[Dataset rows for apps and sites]
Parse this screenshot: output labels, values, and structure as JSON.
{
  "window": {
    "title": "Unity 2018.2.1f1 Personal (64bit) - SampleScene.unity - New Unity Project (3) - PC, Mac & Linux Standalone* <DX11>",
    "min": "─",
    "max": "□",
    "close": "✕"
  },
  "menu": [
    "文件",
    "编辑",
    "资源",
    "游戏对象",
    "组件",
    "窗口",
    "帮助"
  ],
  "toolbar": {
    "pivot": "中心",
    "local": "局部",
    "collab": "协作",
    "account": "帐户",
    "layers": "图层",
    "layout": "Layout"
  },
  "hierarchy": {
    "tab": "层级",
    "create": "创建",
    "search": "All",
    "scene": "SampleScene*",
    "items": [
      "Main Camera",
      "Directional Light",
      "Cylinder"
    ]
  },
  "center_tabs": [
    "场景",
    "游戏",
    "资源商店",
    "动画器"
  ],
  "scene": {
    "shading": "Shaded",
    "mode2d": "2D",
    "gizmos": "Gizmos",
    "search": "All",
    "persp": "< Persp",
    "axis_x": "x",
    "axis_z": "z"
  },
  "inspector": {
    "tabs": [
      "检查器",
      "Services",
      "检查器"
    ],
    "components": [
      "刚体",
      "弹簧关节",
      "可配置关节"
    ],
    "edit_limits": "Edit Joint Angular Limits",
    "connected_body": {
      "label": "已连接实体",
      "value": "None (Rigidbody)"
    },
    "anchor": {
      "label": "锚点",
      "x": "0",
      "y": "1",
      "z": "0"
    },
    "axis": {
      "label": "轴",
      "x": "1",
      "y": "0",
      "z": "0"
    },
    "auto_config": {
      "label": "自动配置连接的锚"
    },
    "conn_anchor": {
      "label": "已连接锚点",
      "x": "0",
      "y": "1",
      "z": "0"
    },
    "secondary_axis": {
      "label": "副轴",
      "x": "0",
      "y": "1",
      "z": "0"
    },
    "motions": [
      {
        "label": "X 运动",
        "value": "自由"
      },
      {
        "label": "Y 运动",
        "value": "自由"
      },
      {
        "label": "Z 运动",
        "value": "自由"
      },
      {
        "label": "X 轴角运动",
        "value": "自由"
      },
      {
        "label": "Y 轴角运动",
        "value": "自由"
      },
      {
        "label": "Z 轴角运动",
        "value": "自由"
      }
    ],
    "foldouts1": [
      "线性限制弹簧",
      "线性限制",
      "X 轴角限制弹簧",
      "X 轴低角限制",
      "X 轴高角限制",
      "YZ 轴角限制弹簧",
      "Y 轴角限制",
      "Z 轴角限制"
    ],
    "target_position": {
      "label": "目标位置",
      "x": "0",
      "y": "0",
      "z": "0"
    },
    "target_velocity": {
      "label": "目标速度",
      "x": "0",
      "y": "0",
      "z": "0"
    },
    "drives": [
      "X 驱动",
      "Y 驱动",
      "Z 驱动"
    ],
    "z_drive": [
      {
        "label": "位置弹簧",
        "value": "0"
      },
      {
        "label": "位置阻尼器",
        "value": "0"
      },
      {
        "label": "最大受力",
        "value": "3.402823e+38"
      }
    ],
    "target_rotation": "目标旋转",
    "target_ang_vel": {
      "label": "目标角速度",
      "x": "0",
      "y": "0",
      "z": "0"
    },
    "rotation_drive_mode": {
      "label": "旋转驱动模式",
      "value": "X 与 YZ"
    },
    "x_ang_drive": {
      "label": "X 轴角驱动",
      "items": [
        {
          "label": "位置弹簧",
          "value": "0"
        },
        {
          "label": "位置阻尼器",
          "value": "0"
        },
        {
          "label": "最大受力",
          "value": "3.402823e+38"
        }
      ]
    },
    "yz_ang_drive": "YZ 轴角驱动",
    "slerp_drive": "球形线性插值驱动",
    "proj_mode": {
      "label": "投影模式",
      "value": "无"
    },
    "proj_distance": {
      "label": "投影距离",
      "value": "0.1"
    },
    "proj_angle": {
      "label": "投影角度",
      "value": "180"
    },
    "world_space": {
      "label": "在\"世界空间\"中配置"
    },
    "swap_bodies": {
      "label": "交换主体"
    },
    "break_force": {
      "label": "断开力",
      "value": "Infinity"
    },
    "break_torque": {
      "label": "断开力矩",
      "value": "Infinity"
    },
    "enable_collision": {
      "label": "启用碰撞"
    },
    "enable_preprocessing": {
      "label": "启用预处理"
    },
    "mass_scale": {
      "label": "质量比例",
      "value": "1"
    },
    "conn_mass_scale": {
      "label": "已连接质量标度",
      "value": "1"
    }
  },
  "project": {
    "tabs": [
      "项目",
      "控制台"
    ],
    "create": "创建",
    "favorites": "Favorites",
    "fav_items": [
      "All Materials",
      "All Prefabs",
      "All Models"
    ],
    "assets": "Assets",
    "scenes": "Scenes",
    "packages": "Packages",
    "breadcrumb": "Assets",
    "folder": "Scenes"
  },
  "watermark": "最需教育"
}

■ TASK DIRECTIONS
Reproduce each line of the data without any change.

■ RESPONSE TO THIS EXERCISE
Parse this screenshot: output labels, values, and structure as JSON.
{
  "window": {
    "title": "Unity 2018.2.1f1 Personal (64bit) - SampleScene.unity - New Unity Project (3) - PC, Mac & Linux Standalone* <DX11>",
    "min": "─",
    "max": "□",
    "close": "✕"
  },
  "menu": [
    "文件",
    "编辑",
    "资源",
    "游戏对象",
    "组件",
    "窗口",
    "帮助"
  ],
  "toolbar": {
    "pivot": "中心",
    "local": "局部",
    "collab": "协作",
    "account": "帐户",
    "layers": "图层",
    "layout": "Layout"
  },
  "hierarchy": {
    "tab": "层级",
    "create": "创建",
    "search": "All",
    "scene": "SampleScene*",
    "items": [
      "Main Camera",
      "Directional Light",
      "Cylinder"
    ]
  },
  "center_tabs": [
    "场景",
    "游戏",
    "资源商店",
    "动画器"
  ],
  "scene": {
    "shading": "Shaded",
    "mode2d": "2D",
    "gizmos": "Gizmos",
    "search": "All",
    "persp": "< Persp",
    "axis_x": "x",
    "axis_z": "z"
  },
  "inspector": {
    "tabs": [
      "检查器",
      "Services",
      "检查器"
    ],
    "components": [
      "刚体",
      "弹簧关节",
      "可配置关节"
    ],
    "edit_limits": "Edit Joint Angular Limits",
    "connected_body": {
      "label": "已连接实体",
      "value": "None (Rigidbody)"
    },
    "anchor": {
      "label": "锚点",
      "x": "0",
      "y": "1",
      "z": "0"
    },
    "axis": {
      "label": "轴",
      "x": "1",
      "y": "0",
      "z": "0"
    },
    "auto_config": {
      "label": "自动配置连接的锚"
    },
    "conn_anchor": {
      "label": "已连接锚点",
      "x": "0",
      "y": "1",
      "z": "0"
    },
    "secondary_axis": {
      "label": "副轴",
      "x": "0",
      "y": "1",
      "z": "0"
    },
    "motions": [
      {
        "label": "X 运动",
        "value": "自由"
      },
      {
        "label": "Y 运动",
        "value": "自由"
      },
      {
        "label": "Z 运动",
        "value": "自由"
      },
      {
        "label": "X 轴角运动",
        "value": "自由"
      },
      {
        "label": "Y 轴角运动",
        "value": "自由"
      },
      {
        "label": "Z 轴角运动",
        "value": "自由"
      }
    ],
    "foldouts1": [
      "线性限制弹簧",
      "线性限制",
      "X 轴角限制弹簧",
      "X 轴低角限制",
      "X 轴高角限制",
      "YZ 轴角限制弹簧",
      "Y 轴角限制",
      "Z 轴角限制"
    ],
    "target_position": {
      "label": "目标位置",
      "x": "0",
      "y": "0",
      "z": "0"
    },
    "target_velocity": {
      "label": "目标速度",
      "x": "0",
      "y": "0",
      "z": "0"
    },
    "drives": [
      "X 驱动",
      "Y 驱动",
      "Z 驱动"
    ],
    "z_drive": [
      {
        "label": "位置弹簧",
        "value": "0"
      },
      {
        "label": "位置阻尼器",
        "value": "0"
      },
      {
        "label": "最大受力",
        "value": "3.402823e+38"
      }
    ],
    "target_rotation": "目标旋转",
    "target_ang_vel": {
      "label": "目标角速度",
      "x": "0",
      "y": "0",
      "z": "0"
    },
    "rotation_drive_mode": {
      "label": "旋转驱动模式",
      "value": "X 与 YZ"
    },
    "x_ang_drive": {
      "label": "X 轴角驱动",
      "items": [
        {
          "label": "位置弹簧",
          "value": "0"
        },
        {
          "label": "位置阻尼器",
          "value": "0"
        },
        {
          "label": "最大受力",
          "value": "3.402823e+38"
        }
      ]
    },
    "yz_ang_drive": "YZ 轴角驱动",
    "slerp_drive": "球形线性插值驱动",
    "proj_mode": {
      "label": "投影模式",
      "value": "无"
    },
    "proj_distance": {
      "label": "投影距离",
      "value": "0.1"
    },
    "proj_angle": {
      "label": "投影角度",
      "value": "180"
    },
    "world_space": {
      "label": "在\"世界空间\"中配置"
    },
    "swap_bodies": {
      "label": "交换主体"
    },
    "break_force": {
      "label": "断开力",
      "value": "Infinity"
    },
    "break_torque": {
      "label": "断开力矩",
      "value": "Infinity"
    },
    "enable_collision": {
      "label": "启用碰撞"
    },
    "enable_preprocessing": {
      "label": "启用预处理"
    },
    "mass_scale": {
      "label": "质量比例",
      "value": "1"
    },
    "conn_mass_scale": {
      "label": "已连接质量标度",
      "value": "1"
    }
  },
  "project": {
    "tabs": [
      "项目",
      "控制台"
    ],
    "create": "创建",
    "favorites": "Favorites",
    "fav_items": [
      "All Materials",
      "All Prefabs",
      "All Models"
    ],
    "assets": "Assets",
    "scenes": "Scenes",
    "packages": "Packages",
    "breadcrumb": "Assets",
    "folder": "Scenes"
  },
  "watermark": "最需教育"
}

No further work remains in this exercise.